Bathroom Flooring Tips - How To Lay A Sub-floor

Before you fit any type of bathroom flooring, it’s essential to make sure the sub-floor is prepared adequately to ensure it’s ready to take the flooring.  This is especially crucial in bathrooms, where the high moisture levels in the air can make any flooring more susceptible to damage.  How you should prepare your sub-floor depends on whether your bathroom floor is wooden or concrete.

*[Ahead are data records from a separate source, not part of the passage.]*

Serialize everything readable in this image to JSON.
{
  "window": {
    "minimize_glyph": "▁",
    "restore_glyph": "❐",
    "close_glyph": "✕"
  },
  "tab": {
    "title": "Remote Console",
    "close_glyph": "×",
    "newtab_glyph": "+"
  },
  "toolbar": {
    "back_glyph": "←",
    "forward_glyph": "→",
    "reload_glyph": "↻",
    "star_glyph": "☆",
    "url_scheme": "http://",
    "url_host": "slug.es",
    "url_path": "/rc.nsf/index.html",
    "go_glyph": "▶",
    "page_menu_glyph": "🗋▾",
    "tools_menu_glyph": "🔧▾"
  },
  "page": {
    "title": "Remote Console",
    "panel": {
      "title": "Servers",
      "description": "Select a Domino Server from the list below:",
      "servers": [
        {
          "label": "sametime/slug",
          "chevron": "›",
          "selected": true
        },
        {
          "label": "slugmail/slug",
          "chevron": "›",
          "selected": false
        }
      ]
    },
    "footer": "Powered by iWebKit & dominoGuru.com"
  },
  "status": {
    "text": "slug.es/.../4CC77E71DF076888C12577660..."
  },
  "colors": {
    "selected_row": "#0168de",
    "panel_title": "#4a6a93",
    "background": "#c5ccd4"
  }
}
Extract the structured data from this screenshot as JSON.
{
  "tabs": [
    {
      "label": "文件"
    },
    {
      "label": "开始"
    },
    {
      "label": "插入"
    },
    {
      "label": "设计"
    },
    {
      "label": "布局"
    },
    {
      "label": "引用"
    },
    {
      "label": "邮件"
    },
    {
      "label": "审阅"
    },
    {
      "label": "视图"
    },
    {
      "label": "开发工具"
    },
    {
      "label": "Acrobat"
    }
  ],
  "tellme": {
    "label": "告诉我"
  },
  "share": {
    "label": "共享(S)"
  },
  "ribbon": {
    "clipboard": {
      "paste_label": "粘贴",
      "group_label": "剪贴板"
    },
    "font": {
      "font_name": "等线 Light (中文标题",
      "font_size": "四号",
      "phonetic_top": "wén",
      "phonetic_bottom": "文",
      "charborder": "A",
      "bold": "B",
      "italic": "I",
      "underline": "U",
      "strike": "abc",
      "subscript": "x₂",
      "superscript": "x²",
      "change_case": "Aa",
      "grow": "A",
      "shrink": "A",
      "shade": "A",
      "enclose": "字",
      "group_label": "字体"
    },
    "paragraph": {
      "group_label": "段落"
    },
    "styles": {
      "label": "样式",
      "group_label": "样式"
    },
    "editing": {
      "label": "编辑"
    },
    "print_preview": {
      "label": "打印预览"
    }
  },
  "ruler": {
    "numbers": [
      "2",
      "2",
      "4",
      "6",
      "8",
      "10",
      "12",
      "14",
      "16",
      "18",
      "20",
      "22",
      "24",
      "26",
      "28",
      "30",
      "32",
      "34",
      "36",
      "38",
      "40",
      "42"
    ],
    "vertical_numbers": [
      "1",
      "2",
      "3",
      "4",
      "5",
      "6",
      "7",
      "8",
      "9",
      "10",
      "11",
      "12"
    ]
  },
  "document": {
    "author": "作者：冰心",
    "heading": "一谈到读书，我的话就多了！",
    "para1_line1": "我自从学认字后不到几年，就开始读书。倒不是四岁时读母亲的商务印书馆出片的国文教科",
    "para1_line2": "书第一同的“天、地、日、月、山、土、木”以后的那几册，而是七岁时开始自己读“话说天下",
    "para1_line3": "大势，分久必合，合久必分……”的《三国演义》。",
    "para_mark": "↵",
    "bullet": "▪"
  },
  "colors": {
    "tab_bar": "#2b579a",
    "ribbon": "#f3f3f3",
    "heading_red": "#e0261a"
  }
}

Because it’s rigid, concrete makes a good base for flooring.  If you’ve got a new screed, it can take several months for the concrete to dry out completely before a new floor can be laid over it.  With old screed, you will need to make sure you’ve got a level surface, by either filling holes or applying a self-leveling compound.  Start by using a hammer and chisel to remove any lumps of concrete sticking up on the surface, as these could damage the new flooring.  Use either mortar or self-leveling compound to fill in any noticeable holes or dips.  Make sure there are no patches of bitumen left over from a previous floor covering, as this can stop the self-leveling compound settling properly.

Once you’ve done this, sweep off any loose dust and debris and apply a PVA solution, made up of 1 part PVA to 5 parts water.  Then, following the user instructions, mix up some self-leveling compound in a bucket to the desired consistency.  Pour this straightaway onto the screed and use a plastering trowel to spread it over the whole floor.  It should dry overnight to produce a level surface.  Once it’s dry, smooth off any rough spots with sandpaper. 

With a wooden floor, what condition it’s in will affect which type of floor covering would be best to use.  It also depends on what type of flooring you’re using as to how you prepare your sub-floor.  For example, if you’re laying vinyl or laminate flooring, a chipboard sub-floor should be sufficient.  But to lay tiles, you’ll have to lay a further sub-floor made from ply.  Bare floorboards will need the most work.

Before you start, make sure that all your floorboards are securely fixed in place if they’re not, screw them into position.  Using screws rather than nails means you can more easily gain access under the floor should you need to in the future.  Be careful not to screw through any pipes or cables.  A good way to level out uneven floorboards is to staple or nail 4ft x 2ft sheets of hardboard over the floor.

To cut hardboard to size, use a craft knife and a straight edge to score the surface, then snap it apart.  Use paper templates to cut the hardboard to fit around tricky bits, such as the base of a pedestal sink.  Cut out the required shape using a jigsaw, before slotting your hardboard into place.